In every type of email, it is vital to include a call to action. Even in a chatty newsletter, consider adding a call to action like, “Let us know what you think by hitting reply” or something similar.

In an educational email, your call to action could be a button with the text “learn more.” The button can direct the customer to a blog post that expands on the information, or your website’s contact page, where the customer can ask questions.

4. Send Offers and Rewards to Loyal Fans

When we recommend segmenting your email contact list, one group to pay close attention to is your 20%. Most businesses follow a 20/80 pattern. Your 20% are your core customers, die-hard fans, and the ones you should keep returning with rewards.

If you are wondering why you should market to the customers that already know and love your business, consider these astonishing facts:

  • 40% of your revenue comes from return customers
  • Return customers spend on average 67% more than new customers
  • It is considerably more cost-effective to market to existing customers than to new ones

Keep your loyal customers coming back by offering a loyalty program. You may wish to refrain from giving discounts, but you could consider giving points for every purchase that goes toward credit that can be used for a future purchase at your store.

Some other ideas for offers and rewards for your loyal fans include:

  • Sneak peeks at new items to be released in store
  • Days to claim extra loyalty points
  • Opportunities to claim items at discounted prices
  • Giveaways that are only open to loyal customers
  • Loyal customer-only invitations to product launches, parties, and more

By making your most loyal customers feel special, they are likely to continue being your brand ambassadors, and no marketing is as valuable as positive word of mouth. Your loyal customers are more likely to continue supporting your store, where they are treated like valued clients.

5. Personalize, Personalize, Personalize

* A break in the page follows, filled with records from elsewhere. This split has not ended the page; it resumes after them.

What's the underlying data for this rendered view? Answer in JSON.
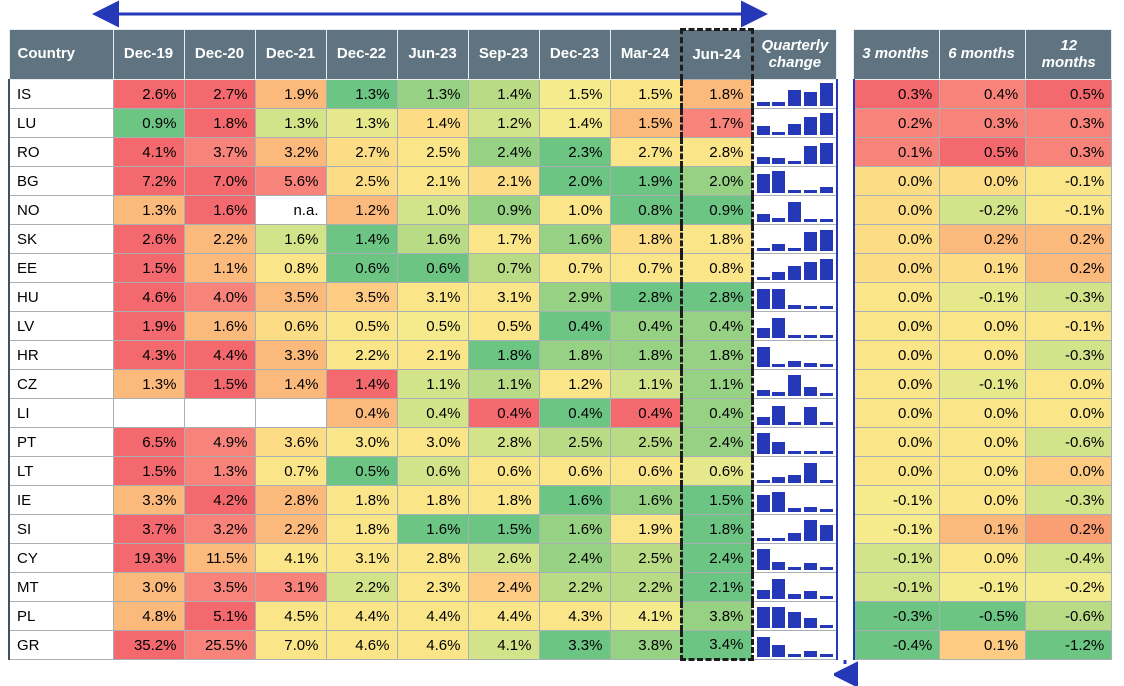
{
  "chart_data": {
    "type": "table",
    "title": "",
    "legend": "",
    "columns": [
      "Country",
      "Dec-19",
      "Dec-20",
      "Dec-21",
      "Dec-22",
      "Jun-23",
      "Sep-23",
      "Dec-23",
      "Mar-24",
      "Jun-24",
      "Quarterly change",
      "3 months",
      "6 months",
      "12 months"
    ],
    "highlighted_column": "Jun-24",
    "annotations": {
      "horizontal_arrow": "double-headed arrow spanning Dec-19 to Jun-24 columns",
      "vertical_arrow": "downward arrow along left edge of 3 months column",
      "arrow_color": "#2438b8"
    },
    "rows": [
      {
        "country": "IS",
        "values": [
          "2.6%",
          "2.7%",
          "1.9%",
          "1.3%",
          "1.3%",
          "1.4%",
          "1.5%",
          "1.5%",
          "1.8%"
        ],
        "spark": [
          4,
          4,
          16,
          14,
          23
        ],
        "changes": [
          "0.3%",
          "0.4%",
          "0.5%"
        ]
      },
      {
        "country": "LU",
        "values": [
          "0.9%",
          "1.8%",
          "1.3%",
          "1.3%",
          "1.4%",
          "1.2%",
          "1.4%",
          "1.5%",
          "1.7%"
        ],
        "spark": [
          9,
          3,
          11,
          18,
          22
        ],
        "changes": [
          "0.2%",
          "0.3%",
          "0.3%"
        ]
      },
      {
        "country": "RO",
        "values": [
          "4.1%",
          "3.7%",
          "3.2%",
          "2.7%",
          "2.5%",
          "2.4%",
          "2.3%",
          "2.7%",
          "2.8%"
        ],
        "spark": [
          7,
          6,
          3,
          18,
          21
        ],
        "changes": [
          "0.1%",
          "0.5%",
          "0.3%"
        ]
      },
      {
        "country": "BG",
        "values": [
          "7.2%",
          "7.0%",
          "5.6%",
          "2.5%",
          "2.1%",
          "2.1%",
          "2.0%",
          "1.9%",
          "2.0%"
        ],
        "spark": [
          19,
          22,
          3,
          3,
          6
        ],
        "changes": [
          "0.0%",
          "0.0%",
          "-0.1%"
        ]
      },
      {
        "country": "NO",
        "values": [
          "1.3%",
          "1.6%",
          "n.a.",
          "1.2%",
          "1.0%",
          "0.9%",
          "1.0%",
          "0.8%",
          "0.9%"
        ],
        "spark": [
          8,
          4,
          20,
          3,
          3
        ],
        "changes": [
          "0.0%",
          "-0.2%",
          "-0.1%"
        ]
      },
      {
        "country": "SK",
        "values": [
          "2.6%",
          "2.2%",
          "1.6%",
          "1.4%",
          "1.6%",
          "1.7%",
          "1.6%",
          "1.8%",
          "1.8%"
        ],
        "spark": [
          3,
          7,
          3,
          19,
          21
        ],
        "changes": [
          "0.0%",
          "0.2%",
          "0.2%"
        ]
      },
      {
        "country": "EE",
        "values": [
          "1.5%",
          "1.1%",
          "0.8%",
          "0.6%",
          "0.6%",
          "0.7%",
          "0.7%",
          "0.7%",
          "0.8%"
        ],
        "spark": [
          3,
          8,
          14,
          18,
          21
        ],
        "changes": [
          "0.0%",
          "0.1%",
          "0.2%"
        ]
      },
      {
        "country": "HU",
        "values": [
          "4.6%",
          "4.0%",
          "3.5%",
          "3.5%",
          "3.1%",
          "3.1%",
          "2.9%",
          "2.8%",
          "2.8%"
        ],
        "spark": [
          20,
          20,
          4,
          3,
          3
        ],
        "changes": [
          "0.0%",
          "-0.1%",
          "-0.3%"
        ]
      },
      {
        "country": "LV",
        "values": [
          "1.9%",
          "1.6%",
          "0.6%",
          "0.5%",
          "0.5%",
          "0.5%",
          "0.4%",
          "0.4%",
          "0.4%"
        ],
        "spark": [
          10,
          20,
          3,
          3,
          3
        ],
        "changes": [
          "0.0%",
          "0.0%",
          "-0.1%"
        ]
      },
      {
        "country": "HR",
        "values": [
          "4.3%",
          "4.4%",
          "3.3%",
          "2.2%",
          "2.1%",
          "1.8%",
          "1.8%",
          "1.8%",
          "1.8%"
        ],
        "spark": [
          20,
          3,
          6,
          4,
          3
        ],
        "changes": [
          "0.0%",
          "0.0%",
          "-0.3%"
        ]
      },
      {
        "country": "CZ",
        "values": [
          "1.3%",
          "1.5%",
          "1.4%",
          "1.4%",
          "1.1%",
          "1.1%",
          "1.2%",
          "1.1%",
          "1.1%"
        ],
        "spark": [
          6,
          4,
          21,
          9,
          3
        ],
        "changes": [
          "0.0%",
          "-0.1%",
          "0.0%"
        ]
      },
      {
        "country": "LI",
        "values": [
          "",
          "",
          "",
          "0.4%",
          "0.4%",
          "0.4%",
          "0.4%",
          "0.4%",
          "0.4%"
        ],
        "spark": [
          8,
          19,
          3,
          18,
          3
        ],
        "changes": [
          "0.0%",
          "0.0%",
          "0.0%"
        ]
      },
      {
        "country": "PT",
        "values": [
          "6.5%",
          "4.9%",
          "3.6%",
          "3.0%",
          "3.0%",
          "2.8%",
          "2.5%",
          "2.5%",
          "2.4%"
        ],
        "spark": [
          21,
          12,
          3,
          3,
          3
        ],
        "changes": [
          "0.0%",
          "0.0%",
          "-0.6%"
        ]
      },
      {
        "country": "LT",
        "values": [
          "1.5%",
          "1.3%",
          "0.7%",
          "0.5%",
          "0.6%",
          "0.6%",
          "0.6%",
          "0.6%",
          "0.6%"
        ],
        "spark": [
          3,
          6,
          8,
          20,
          3
        ],
        "changes": [
          "0.0%",
          "0.0%",
          "0.0%"
        ]
      },
      {
        "country": "IE",
        "values": [
          "3.3%",
          "4.2%",
          "2.8%",
          "1.8%",
          "1.8%",
          "1.8%",
          "1.6%",
          "1.6%",
          "1.5%"
        ],
        "spark": [
          17,
          20,
          4,
          5,
          3
        ],
        "changes": [
          "-0.1%",
          "0.0%",
          "-0.3%"
        ]
      },
      {
        "country": "SI",
        "values": [
          "3.7%",
          "3.2%",
          "2.2%",
          "1.8%",
          "1.6%",
          "1.5%",
          "1.6%",
          "1.9%",
          "1.8%"
        ],
        "spark": [
          3,
          3,
          8,
          21,
          16
        ],
        "changes": [
          "-0.1%",
          "0.1%",
          "0.2%"
        ]
      },
      {
        "country": "CY",
        "values": [
          "19.3%",
          "11.5%",
          "4.1%",
          "3.1%",
          "2.8%",
          "2.6%",
          "2.4%",
          "2.5%",
          "2.4%"
        ],
        "spark": [
          21,
          8,
          3,
          7,
          3
        ],
        "changes": [
          "-0.1%",
          "0.0%",
          "-0.4%"
        ]
      },
      {
        "country": "MT",
        "values": [
          "3.0%",
          "3.5%",
          "3.1%",
          "2.2%",
          "2.3%",
          "2.4%",
          "2.2%",
          "2.2%",
          "2.1%"
        ],
        "spark": [
          9,
          20,
          5,
          8,
          3
        ],
        "changes": [
          "-0.1%",
          "-0.1%",
          "-0.2%"
        ]
      },
      {
        "country": "PL",
        "values": [
          "4.8%",
          "5.1%",
          "4.5%",
          "4.4%",
          "4.4%",
          "4.4%",
          "4.3%",
          "4.1%",
          "3.8%"
        ],
        "spark": [
          21,
          21,
          16,
          10,
          3
        ],
        "changes": [
          "-0.3%",
          "-0.5%",
          "-0.6%"
        ]
      },
      {
        "country": "GR",
        "values": [
          "35.2%",
          "25.5%",
          "7.0%",
          "4.6%",
          "4.6%",
          "4.1%",
          "3.3%",
          "3.8%",
          "3.4%"
        ],
        "spark": [
          20,
          12,
          3,
          6,
          3
        ],
        "changes": [
          "-0.4%",
          "0.1%",
          "-1.2%"
        ]
      }
    ],
    "cell_colors": [
      [
        "w",
        "r1",
        "r1",
        "o1",
        "g4",
        "g3",
        "g2",
        "y3",
        "y2",
        "o1"
      ],
      [
        "w",
        "g4",
        "r1",
        "g1",
        "yg",
        "y1",
        "g1",
        "y3",
        "o1",
        "r2"
      ],
      [
        "w",
        "r1",
        "r2",
        "o1",
        "y1",
        "y2",
        "g3",
        "g4",
        "y2",
        "y2"
      ],
      [
        "w",
        "r1",
        "r1",
        "r2",
        "y1",
        "y2",
        "y1",
        "g4",
        "g4",
        "g3"
      ],
      [
        "w",
        "o1",
        "r1",
        "w",
        "o1",
        "g1",
        "g3",
        "y2",
        "g4",
        "g4"
      ],
      [
        "w",
        "r1",
        "o1",
        "g1",
        "g4",
        "g2",
        "y2",
        "g3",
        "y1",
        "y2"
      ],
      [
        "w",
        "r1",
        "o1",
        "y2",
        "g4",
        "g4",
        "g2",
        "y2",
        "y2",
        "y2"
      ],
      [
        "w",
        "r1",
        "r2",
        "o1",
        "o2",
        "y2",
        "y2",
        "g3",
        "g4",
        "g4"
      ],
      [
        "w",
        "r1",
        "o1",
        "y1",
        "y2",
        "y3",
        "y2",
        "g4",
        "g3",
        "g3"
      ],
      [
        "w",
        "r1",
        "r1",
        "o1",
        "y2",
        "y2",
        "g4",
        "g3",
        "g3",
        "g3"
      ],
      [
        "w",
        "o1",
        "r1",
        "o1",
        "r1",
        "g1",
        "g2",
        "y2",
        "g1",
        "g3"
      ],
      [
        "w",
        "w",
        "w",
        "w",
        "o1",
        "g1",
        "r1",
        "g4",
        "r1",
        "g3"
      ],
      [
        "w",
        "r1",
        "r2",
        "y1",
        "y2",
        "y2",
        "g1",
        "g2",
        "g2",
        "g3"
      ],
      [
        "w",
        "r1",
        "r2",
        "y2",
        "g4",
        "g1",
        "y2",
        "y2",
        "y2",
        "yg"
      ],
      [
        "w",
        "o1",
        "r1",
        "o1",
        "y2",
        "y2",
        "y2",
        "g4",
        "g3",
        "g4"
      ],
      [
        "w",
        "r1",
        "r2",
        "o1",
        "y2",
        "g4",
        "g4",
        "g3",
        "y2",
        "g4"
      ],
      [
        "w",
        "r1",
        "o1",
        "y2",
        "y2",
        "y2",
        "g1",
        "g3",
        "g2",
        "g4"
      ],
      [
        "w",
        "o1",
        "r2",
        "r2",
        "g1",
        "y2",
        "o2",
        "g2",
        "g2",
        "g4"
      ],
      [
        "w",
        "o1",
        "r1",
        "y2",
        "y2",
        "y2",
        "y2",
        "y2",
        "y3",
        "g3"
      ],
      [
        "w",
        "r1",
        "r2",
        "y2",
        "y2",
        "y2",
        "g1",
        "g4",
        "g3",
        "g4"
      ]
    ],
    "change_colors": [
      [
        "r1",
        "r2",
        "r1"
      ],
      [
        "r2",
        "r2",
        "r2"
      ],
      [
        "r2",
        "r1",
        "r2"
      ],
      [
        "y1",
        "y1",
        "y2"
      ],
      [
        "y1",
        "g1",
        "y2"
      ],
      [
        "y1",
        "o1",
        "o1"
      ],
      [
        "y1",
        "y1",
        "o1"
      ],
      [
        "y2",
        "yg",
        "g1"
      ],
      [
        "y2",
        "y2",
        "y2"
      ],
      [
        "y2",
        "y2",
        "g1"
      ],
      [
        "y2",
        "yg",
        "y2"
      ],
      [
        "y2",
        "y2",
        "y2"
      ],
      [
        "y2",
        "y2",
        "g1"
      ],
      [
        "y2",
        "y2",
        "o2"
      ],
      [
        "y3",
        "y2",
        "g1"
      ],
      [
        "y3",
        "o1",
        "r3"
      ],
      [
        "g1",
        "y2",
        "g1"
      ],
      [
        "g1",
        "y3",
        "y3"
      ],
      [
        "g4",
        "g4",
        "g2"
      ],
      [
        "g4",
        "o2",
        "g4"
      ]
    ]
  },
  "header": {
    "country_label": "Country",
    "periods": [
      "Dec-19",
      "Dec-20",
      "Dec-21",
      "Dec-22",
      "Jun-23",
      "Sep-23",
      "Dec-23",
      "Mar-24",
      "Jun-24"
    ],
    "quarterly_change_label": "Quarterly change",
    "three_months_label": "3 months",
    "six_months_label": "6 months",
    "twelve_months_label": "12 months"
  }
}
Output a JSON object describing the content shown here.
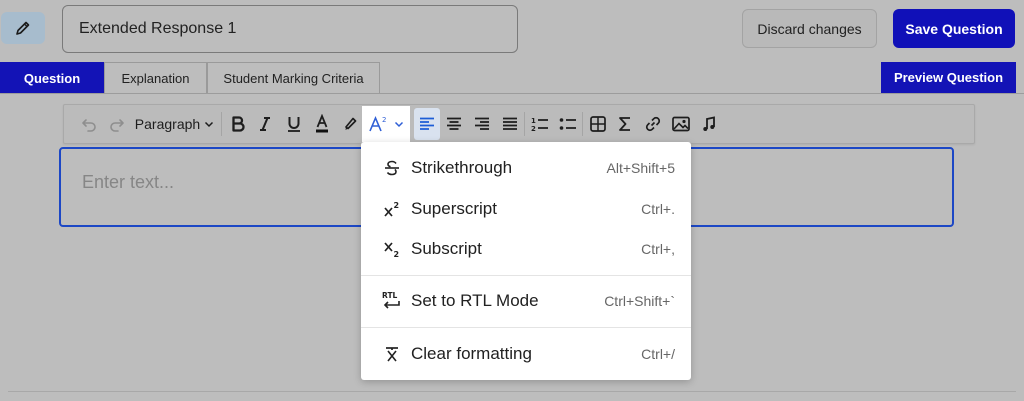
{
  "header": {
    "title_value": "Extended Response 1",
    "discard_label": "Discard changes",
    "save_label": "Save Question"
  },
  "tabs": [
    {
      "label": "Question",
      "active": true
    },
    {
      "label": "Explanation",
      "active": false
    },
    {
      "label": "Student Marking Criteria",
      "active": false
    }
  ],
  "preview_label": "Preview Question",
  "toolbar": {
    "block_format": "Paragraph",
    "icons": [
      "undo-icon",
      "redo-icon",
      "bold-icon",
      "italic-icon",
      "underline-icon",
      "text-color-icon",
      "highlight-icon",
      "superscript-menu-icon",
      "align-left-icon",
      "align-center-icon",
      "align-right-icon",
      "justify-icon",
      "numbered-list-icon",
      "bullet-list-icon",
      "table-icon",
      "sigma-icon",
      "link-icon",
      "image-icon",
      "music-icon"
    ]
  },
  "editor": {
    "placeholder": "Enter text..."
  },
  "format_menu": {
    "items": [
      {
        "label": "Strikethrough",
        "shortcut": "Alt+Shift+5",
        "icon": "strikethrough-icon"
      },
      {
        "label": "Superscript",
        "shortcut": "Ctrl+.",
        "icon": "superscript-icon"
      },
      {
        "label": "Subscript",
        "shortcut": "Ctrl+,",
        "icon": "subscript-icon"
      },
      {
        "label": "Set to RTL Mode",
        "shortcut": "Ctrl+Shift+`",
        "icon": "rtl-icon"
      },
      {
        "label": "Clear formatting",
        "shortcut": "Ctrl+/",
        "icon": "clear-format-icon"
      }
    ]
  },
  "colors": {
    "primary": "#1313b6",
    "editor_border": "#1c47c5",
    "background": "#bdbdbd"
  }
}
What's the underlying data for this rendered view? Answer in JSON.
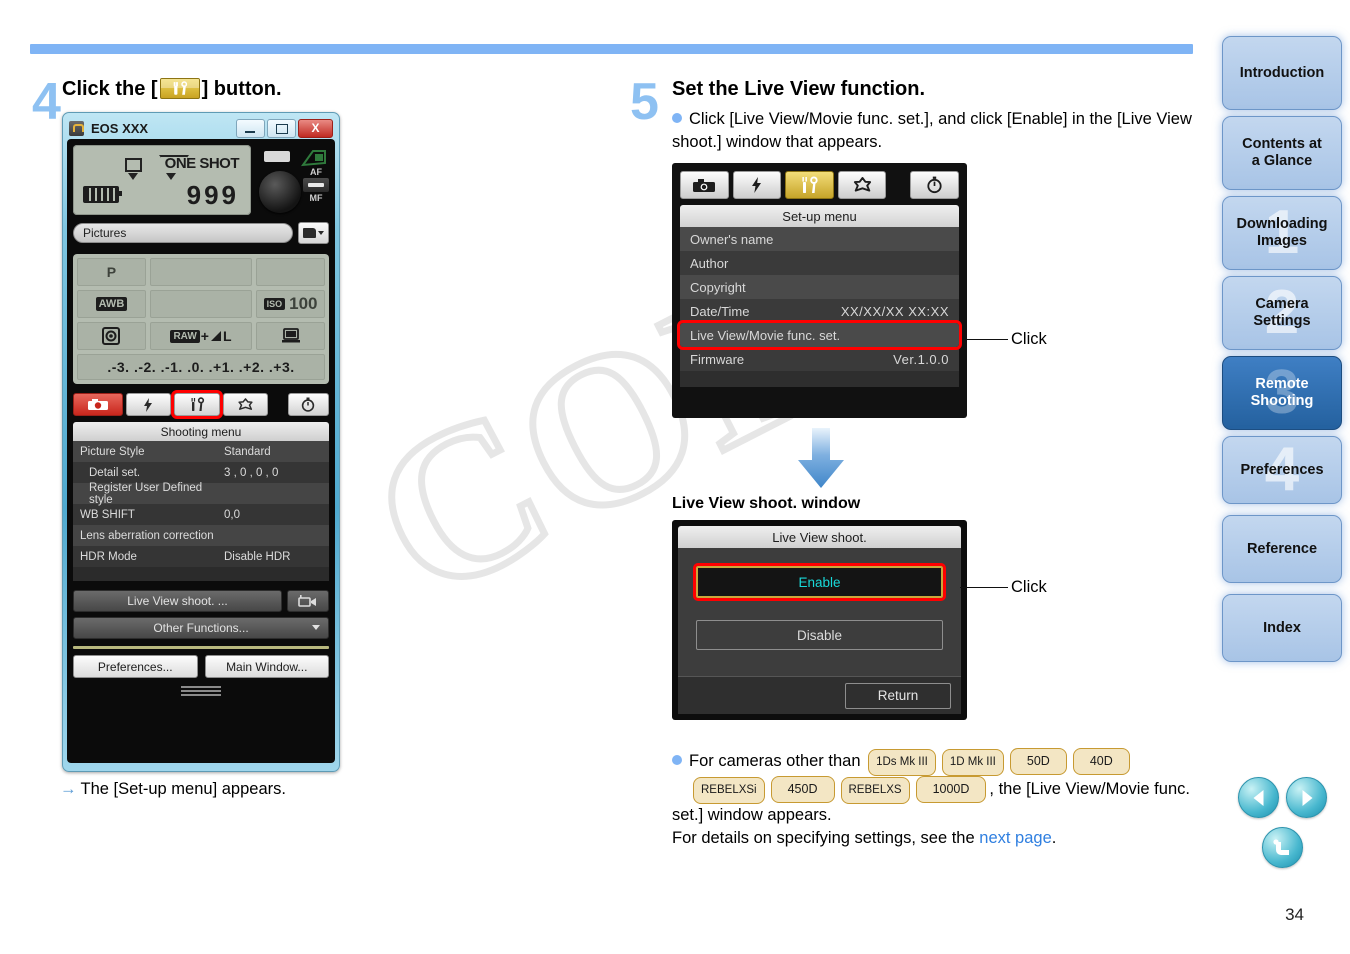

While we have all seen a marketing email or two with our names on it, did you know that there is science behind personalizing emails and that you can use it to market your local business?

According to Segmentify, the efficacy of personalized emails differs between generations. Having received a personalized email, 46% of Baby Boomers, 58% of Gen Xers, and a massive 63% of Millennials are willing to hand over their personal information to a business.

Moreover, personalized emails rake in a stunning 27% higher unique click rate than non-personalized ones. There is something about seeing your name that makes you stop and take notice, but there is more to personalizing emails than simply adding your customers’ names.

If you have access to their birthdates, Netcore suggests sending a birthday greeting to show them you care. Part of personalizing is segmenting. By sending offers that resonate with certain groups, you are already showing each group that you understand their preferences.

For example: your pensioners may enjoy a listening list of golden oldies from the era when they were young.

Every tiny bit of personalization goes a long way in showing every customer they are valued and that you care. It shows that you respect them and appreciate their support. Consider each personalized email like the friendly store clerk standing at the door, greeting all the regulars by name and asking after their children.

Final Thoughts

Email marketing can go a long way in building and maintaining good, long-lasting relationships with your regular customers. Consider personalizing them and keeping up with periodic emails to keep your customers engaged and interacting with your local business.

(Related: 11 Expert Email Marketing Strategies For Service Businesses)

About the Author

I have been in the 'online business' space since 2009 when I started an eCommerce business selling motorcycle parts (sold in 2012). Since then I have owned and operated several successful online business (and had a fair share of failures), along with owning offline home services businesses. Currently my focus is online businesses that are profitable with paid traffic. As a 'self employed individual' I do not use Linkedin, but you can connect with my on my personal instagram and youtube which largely revolve around my mountain biking passion!